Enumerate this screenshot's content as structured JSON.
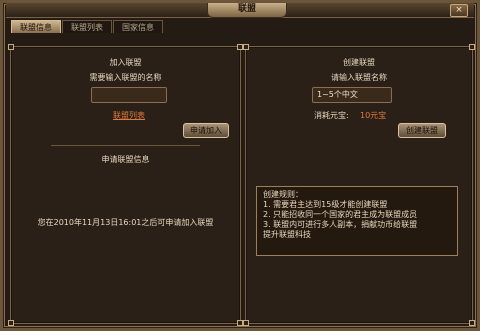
{
  "window": {
    "title": "联盟",
    "close_label": "×"
  },
  "tabs": [
    {
      "label": "联盟信息",
      "active": true
    },
    {
      "label": "联盟列表",
      "active": false
    },
    {
      "label": "国家信息",
      "active": false
    }
  ],
  "join": {
    "heading": "加入联盟",
    "prompt": "需要输入联盟的名称",
    "input_value": "",
    "list_link": "联盟列表",
    "apply_button": "申请加入",
    "info_heading": "申请联盟信息",
    "message": "您在2010年11月13日16:01之后可申请加入联盟"
  },
  "create": {
    "heading": "创建联盟",
    "prompt": "请输入联盟名称",
    "input_value": "1~5个中文",
    "cost_label": "消耗元宝:",
    "cost_value": "10元宝",
    "create_button": "创建联盟",
    "rules_title": "创建规则：",
    "rules": [
      "1. 需要君主达到15级才能创建联盟",
      "2. 只能招收同一个国家的君主成为联盟成员",
      "3. 联盟内可进行多人副本，捐献功币给联盟",
      "    提升联盟科技"
    ]
  },
  "colors": {
    "accent_link": "#e07a3c",
    "cost_value": "#e07a3c"
  }
}
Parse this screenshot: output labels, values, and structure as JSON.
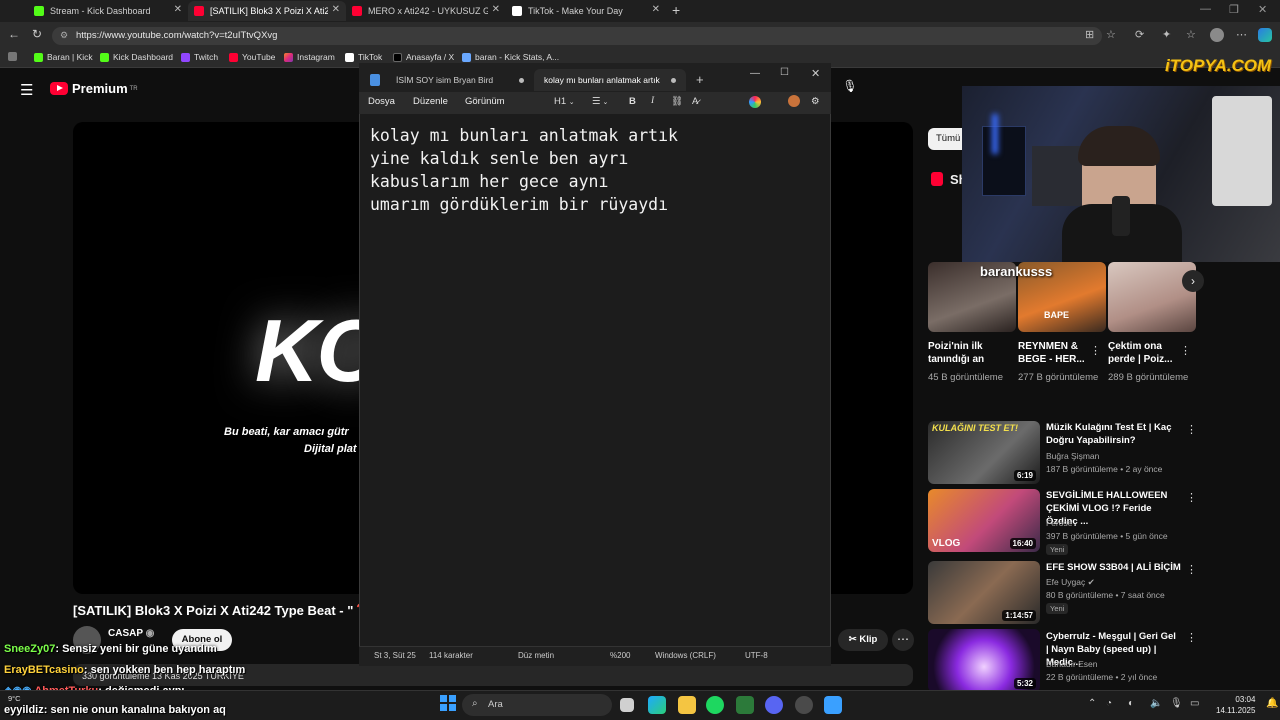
{
  "browser": {
    "tabs": [
      {
        "title": "Stream - Kick Dashboard",
        "color": "#53fc18"
      },
      {
        "title": "[SATILIK] Blok3 X Poizi X Ati242 T...",
        "color": "#ff0033"
      },
      {
        "title": "MERO x Ati242 - UYKUSUZ GECE...",
        "color": "#ff0033"
      },
      {
        "title": "TikTok - Make Your Day",
        "color": "#ffffff"
      }
    ],
    "url": "https://www.youtube.com/watch?v=t2uITtvQXvg",
    "bookmarks": [
      "Baran | Kick",
      "Kick Dashboard",
      "Twitch",
      "YouTube",
      "Instagram",
      "TikTok",
      "Anasayfa / X",
      "baran - Kick Stats, A..."
    ]
  },
  "youtube": {
    "logo": "Premium",
    "logo_region": "TR",
    "player_big_text": "KO",
    "player_sub1": "Bu beati, kar amacı gütr",
    "player_sub2": "Dijital plat",
    "video_title": "[SATILIK] Blok3 X Poizi X Ati242 Type Beat - \"",
    "channel_name": "CASAP",
    "subscribe_label": "Abone ol",
    "clip_label": "Klip",
    "desc_line": "330 görüntüleme  13 Kas 2025  TÜRKİYE",
    "filter_chip": "Tümü",
    "shorts_title": "Sh",
    "shorts": [
      {
        "title": "Poizi'nin ilk tanındığı an",
        "views": "45 B görüntüleme"
      },
      {
        "title": "REYNMEN & BEGE - HER...",
        "views": "277 B görüntüleme"
      },
      {
        "title": "Çektim ona perde | Poiz...",
        "views": "289 B görüntüleme"
      }
    ],
    "videos": [
      {
        "title": "Müzik Kulağını Test Et | Kaç Doğru Yapabilirsin?",
        "channel": "Buğra Şişman",
        "meta": "187 B görüntüleme • 2 ay önce",
        "duration": "6:19",
        "badge": ""
      },
      {
        "title": "SEVGİLİMLE HALLOWEEN ÇEKİMİ VLOG !? Feride Özdinç ...",
        "channel": "Ferose",
        "meta": "397 B görüntüleme • 5 gün önce",
        "duration": "16:40",
        "badge": "Yeni"
      },
      {
        "title": "EFE SHOW S3B04 | ALİ BİÇİM",
        "channel": "Efe Uygaç",
        "meta": "80 B görüntüleme • 7 saat önce",
        "duration": "1:14:57",
        "badge": "Yeni"
      },
      {
        "title": "Cyberrulz - Meşgul | Geri Gel | Nayn Baby (speed up) | Medic...",
        "channel": "Bahadır Esen",
        "meta": "22 B görüntüleme • 2 yıl önce",
        "duration": "5:32",
        "badge": ""
      }
    ]
  },
  "webcam": {
    "overlay_name": "barankusss",
    "brand": "iTOPYA.COM"
  },
  "notepad": {
    "tabs": [
      "İSİM  SOY isim  Bryan Bird",
      "kolay mı bunları anlatmak artık"
    ],
    "menu": [
      "Dosya",
      "Düzenle",
      "Görünüm"
    ],
    "heading": "H1",
    "text": "kolay mı bunları anlatmak artık\nyine kaldık senle ben ayrı\nkabuslarım her gece aynı\numarım gördüklerim bir rüyaydı",
    "status": [
      "St 3, Süt 25",
      "114 karakter",
      "Düz metin",
      "%200",
      "Windows (CRLF)",
      "UTF-8"
    ]
  },
  "chat": [
    {
      "user": "SneeZy07",
      "msg": ": Sensiz yeni bir güne uyandım",
      "color": "#7cff4a"
    },
    {
      "user": "ErayBETcasino",
      "msg": ": sen yokken ben hep haraptım",
      "color": "#ffd23c"
    },
    {
      "user": "AhmetTurku",
      "msg": ": değişmedi aynı",
      "color": "#ff5a5a"
    },
    {
      "user": "eyyildiz",
      "msg": ": sen nie onun kanalına bakıyon aq",
      "color": "#ffffff"
    }
  ],
  "taskbar": {
    "search": "Ara",
    "time": "03:04",
    "date": "14.11.2025",
    "weather": "9°C"
  }
}
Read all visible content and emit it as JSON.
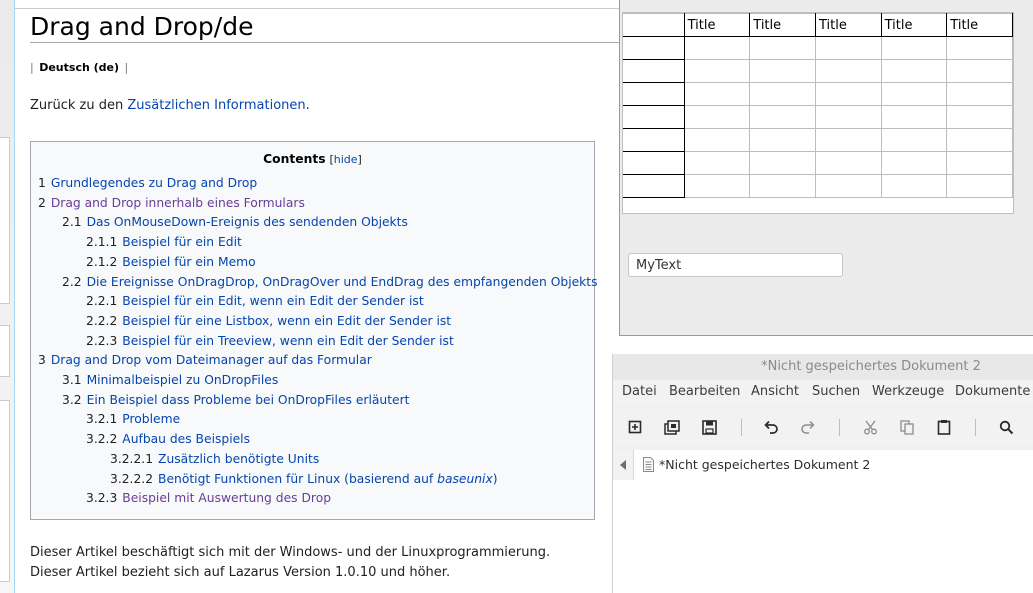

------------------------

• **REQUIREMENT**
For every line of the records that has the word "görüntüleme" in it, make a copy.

• **PROBLEM SOLUTION**
    "desc_line": "330 görüntüleme  13 Kas 2025  TÜRKİYE",
        "views": "45 B görüntüleme"
        "views": "277 B görüntüleme"
        "views": "289 B görüntüleme"
        "meta": "187 B görüntüleme • 2 ay önce",
        "meta": "397 B görüntüleme • 5 gün önce",
        "meta": "80 B görüntüleme • 7 saat önce",
        "meta": "22 B görüntüleme • 2 yıl önce",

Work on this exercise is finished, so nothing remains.